CGT PRIVATE RESIDENCE RELIEF CHANGES

Draft legislation to be included in the next Finance Bill will make important changes to the calculation of CGT private residence relief. As announced in the Autumn 2018 Budget, there will be a reduction in the final period exemption to just 9 months and stricter conditions for letting relief to apply (see our next blog post).

Currently where a property has been the taxpayer’s main residence, the last 18 months of ownership counts as a period of deemed occupation. This will be reduced to just 9 months for disposals on or after 6 April 2020. It is understood that this is being introduced to counteract “second home flipping” allegedly used by MPs when they sell their London residences.

OFF-PAYROLL WORKING RULES GOING AHEAD

The draft Finance Bill clauses issued for consultation on 11 July include legislation to extend the “off-payroll” working rules to the private sector from 6 April 2020. These changes will have significant implications for workers providing their services through personal service companies and also the end user organisations that engage such workers.

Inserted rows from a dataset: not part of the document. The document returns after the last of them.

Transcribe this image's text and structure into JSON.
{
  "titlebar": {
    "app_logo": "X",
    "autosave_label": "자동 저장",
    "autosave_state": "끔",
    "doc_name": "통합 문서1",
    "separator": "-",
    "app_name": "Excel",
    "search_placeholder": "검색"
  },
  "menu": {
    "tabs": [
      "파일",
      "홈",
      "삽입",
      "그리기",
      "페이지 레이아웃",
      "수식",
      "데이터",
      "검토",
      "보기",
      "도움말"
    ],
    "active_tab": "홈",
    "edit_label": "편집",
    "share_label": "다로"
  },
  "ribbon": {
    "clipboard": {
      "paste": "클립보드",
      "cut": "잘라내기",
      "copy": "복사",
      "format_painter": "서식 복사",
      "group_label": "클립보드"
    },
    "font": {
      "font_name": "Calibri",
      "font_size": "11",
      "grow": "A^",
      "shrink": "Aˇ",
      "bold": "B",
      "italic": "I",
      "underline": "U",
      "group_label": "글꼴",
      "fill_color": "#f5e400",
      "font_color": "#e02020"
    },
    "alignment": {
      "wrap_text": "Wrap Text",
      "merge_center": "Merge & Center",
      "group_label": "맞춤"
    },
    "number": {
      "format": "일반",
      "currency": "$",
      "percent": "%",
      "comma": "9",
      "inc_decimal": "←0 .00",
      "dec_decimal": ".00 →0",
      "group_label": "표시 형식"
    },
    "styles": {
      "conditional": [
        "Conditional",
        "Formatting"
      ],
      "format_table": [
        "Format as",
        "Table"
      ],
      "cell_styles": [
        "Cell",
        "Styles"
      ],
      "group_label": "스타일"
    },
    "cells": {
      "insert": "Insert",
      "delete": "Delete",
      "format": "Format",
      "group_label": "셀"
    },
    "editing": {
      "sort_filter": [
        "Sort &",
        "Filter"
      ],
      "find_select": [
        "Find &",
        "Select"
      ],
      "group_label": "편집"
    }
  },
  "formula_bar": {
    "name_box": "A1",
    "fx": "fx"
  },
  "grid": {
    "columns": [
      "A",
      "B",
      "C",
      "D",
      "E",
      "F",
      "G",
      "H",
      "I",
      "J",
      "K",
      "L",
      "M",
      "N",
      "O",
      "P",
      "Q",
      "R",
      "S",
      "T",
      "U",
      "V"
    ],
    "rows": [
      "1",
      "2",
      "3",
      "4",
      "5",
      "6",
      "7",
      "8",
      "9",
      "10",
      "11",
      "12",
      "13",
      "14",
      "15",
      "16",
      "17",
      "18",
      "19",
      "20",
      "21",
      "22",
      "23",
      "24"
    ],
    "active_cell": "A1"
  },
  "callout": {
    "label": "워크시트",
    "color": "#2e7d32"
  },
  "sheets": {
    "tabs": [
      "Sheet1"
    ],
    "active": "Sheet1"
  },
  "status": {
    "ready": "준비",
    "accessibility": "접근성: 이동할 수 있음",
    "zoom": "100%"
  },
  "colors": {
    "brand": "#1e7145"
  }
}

End users will be required to determine whether the worker would have been an employee if directly engaged and hence the new rules apply to the services provided by the worker via his or her personal service company. This will be a significant additional administrative burden on the large and medium-sized businesses who will be required to operate the new rules. The current CEST (Check Employment Status for Tax) online tool would be improved before the proposed start date.

“SMALL” EMPLOYERS EXCEPTED

“Small” businesses will be outside of the new obligations and services supplied to such organisations will continue to be dealt with under the current IR35 rules, with the worker and his or her personal service company effectively self-assessing whether the rules apply to that particular engagement.

The draft Finance Bill confirms that the definition of “small” is linked to the Companies Act 2006 definition.

This is where the business satisfies two or more of the following conditions:

  • Annual turnover of £10.2 million or less
  • Balance Sheet total of £5.1 million or less
  • 50 employees or less

There will be an obligation to pass details of the status determination down the labour supply chain. The liability for tax and national insurance will be the responsibility of the entity, paying the personal service company. However, if HMRC are unable to collect the tax from that entity, the liability will pass up the labour supply chain, thus encouraging those entities further up the supply chain to carry out due diligence.

Please contact us if you would like to discuss how the proposed changes are likely to impact on your business.

USING A PAYE SETTLEMENT AGREEMENT TO PAY SOME OF YOUR EMPLOYEE’S TAX

PAYE settlement agreements (PSAs) are arrangements under which an employer can settle the income tax and National Insurance liabilities on benefits in kind and expenses payments provided to employees and officeholders.

Setting up a PSA avoids passing on an unexpected, and potentially demotivating, tax charge to employees. Where a PSA has been agreed with HMRC, this will obviate the need for any reporting on the individual’s P11D.

The items that can be included in the PSA must meet one of three criteria: minor, irregular or impracticable to apply PAYE or apportion between the employees receiving the benefit.

Although reporting will eventually go online, applications for a PSA are currently made in writing to HMRC. The Revenue will then issue a P626 contract, which states that the employer will pay the tax and National Insurance liability on agreed benefits.

BUT NOT TRAVEL COSTS FOR NON-EXECUTIVE DIRECTORS IN PUBLIC SECTOR

Until recently, HMRC allowed taxable travel expenses to be included in public sector PSAs in respect of normal commuting costs for Non-Executive Directors (NED). The Department of Business (BEIS) wrote to the bodies it oversees on 30 May 2019 instructing them that any payments for commuting made to non-executives and other office holders, will now have to be paid through payroll, with tax and National Insurance deducted at source.

Note also that fees for NED roles in the public and private sectors are always required to be subject to tax and NI through the payroll, as this is income for the holding of an office so it cannot be invoiced and paid gross to the NED.